- Energy Production: Type I civilizations are characterized by their ability to harness and control the energy of their home planet. This requires an immense amount of energy production capabilities, which humanity currently lacks.
- Resource Utilization: Type I civilizations can utilize the resources of their home planet and solar system to a much greater extent than humanity currently does.
- Coordination and Cooperation: Type I civilizations also entail a high level of coordination and cooperation, both domestically and internationally, to achieve their goals.
Despite advancements in technology, many energy-using devices and systems still waste a significant amount of energy. For example, buildings are often poorly insulated, and electrical appliances consume standby power even when not in use.
Common challenges like climate change, resource depletion, and international conflicts continue to arise. These conflicts can limit cooperation and cooperation between nations, making it more difficult to address global problems.
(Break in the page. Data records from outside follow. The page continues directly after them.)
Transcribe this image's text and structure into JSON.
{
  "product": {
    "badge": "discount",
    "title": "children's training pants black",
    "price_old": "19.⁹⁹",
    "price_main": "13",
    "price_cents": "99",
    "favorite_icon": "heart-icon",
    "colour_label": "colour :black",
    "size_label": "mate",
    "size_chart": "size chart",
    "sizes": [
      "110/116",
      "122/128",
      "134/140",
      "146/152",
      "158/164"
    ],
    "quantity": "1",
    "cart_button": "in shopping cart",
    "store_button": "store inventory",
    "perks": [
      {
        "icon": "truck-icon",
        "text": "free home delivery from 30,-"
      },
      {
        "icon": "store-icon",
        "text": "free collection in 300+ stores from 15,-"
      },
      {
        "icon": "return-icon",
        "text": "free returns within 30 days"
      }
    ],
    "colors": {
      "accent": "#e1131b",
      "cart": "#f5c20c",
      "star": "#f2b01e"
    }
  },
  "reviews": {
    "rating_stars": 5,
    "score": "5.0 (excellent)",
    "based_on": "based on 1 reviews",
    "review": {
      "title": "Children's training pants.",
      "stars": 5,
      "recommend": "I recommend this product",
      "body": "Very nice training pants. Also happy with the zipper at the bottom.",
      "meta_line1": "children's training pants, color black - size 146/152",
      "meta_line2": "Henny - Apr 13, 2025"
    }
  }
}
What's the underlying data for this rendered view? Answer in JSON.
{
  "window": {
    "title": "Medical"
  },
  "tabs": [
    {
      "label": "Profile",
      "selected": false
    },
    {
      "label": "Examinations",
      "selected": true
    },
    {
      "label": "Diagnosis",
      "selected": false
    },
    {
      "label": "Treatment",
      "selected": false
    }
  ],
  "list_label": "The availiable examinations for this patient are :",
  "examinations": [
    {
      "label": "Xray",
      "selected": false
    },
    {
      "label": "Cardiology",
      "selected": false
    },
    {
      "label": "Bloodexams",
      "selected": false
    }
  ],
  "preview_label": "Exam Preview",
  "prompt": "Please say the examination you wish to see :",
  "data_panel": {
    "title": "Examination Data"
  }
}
Additionally, the presence of political polarization and the competition for resources dis-incentivize cooperation. As populations grow and economic development continues, competition for resources like energy, water, and land is increasing. This competition can lead to conflicts between countries, communities, and individuals, making it more difficult to coordinate and cooperate.
Will we ever be a Type 1 civilization?
Humanity is currently estimated to be around a Type 0.7 civilization. Our current energy consumption is estimated to be around 25 TW, which is still far from reaching the estimated energy consumption of a Type I civilization, which is on the order of 10^16 watts.
To reach the level of a Type I civilization, we will need to produce and control a significant amount of energy that is beyond the capacity of Earth alone based on current commercially available technologies. The possibilities of obtaining the necessary energy include utilizing the sun’s energy through efficient solar cells or harnessing fusion power, both of which are still largely theoretical.
To utilize the sun’s energy effectively, we will have to coat the Earth and other celestial bodies such as the Moon, Mars, and asteroids with high-efficiency solar panels. Another option is to tap into the geothermal and nuclear reserves, however, this could have detrimental effects on the environment. Such a high level of energy consumption could have significant impacts on the biosphere. Depending on the methods used to generate and utilize this energy, it could lead to widespread ecological damage, such as deforestation, soil degradation, and air pollution. Additionally, energy usage could potentially trigger a feedback loop of global warming, causing widespread climate change and threatening the survival of many species — even ours.
Ultimately, the challenge lies in finding a sustainable business model that can fund and implement the massive energy production and control systems needed to reach Type I status. While it is theoretically possible, it is not clear whether it will be achieved in the future. After all, humanity stands at around .72/1 in terms of the Kardashev scale.
In conclusion, the Kardashev Scale provides a useful tool for evaluating a civilization’s energy consumption and technological capabilities, with the levels ranging from Type 0 to Type III and beyond. While it is uncertain if humanity will reach Type I status, the journey towards this goal will require overcoming significant challenges, both technological and societal. Advances in technology and science, along with environmental awareness, provide a foundation for growth and development. However, overcoming global conflict, reducing waste, mitigating climate change, and promoting cooperation and equitable resource distribution will be necessary to achieve this goal. Whether humanity will reach Type I status on the Kardashev Scale will depend on our ability to work together and make the necessary investments and sacrifices toward a sustainable future.
This blog post is sponsored by RPMC Lasers - a leading supplier of laser technologies.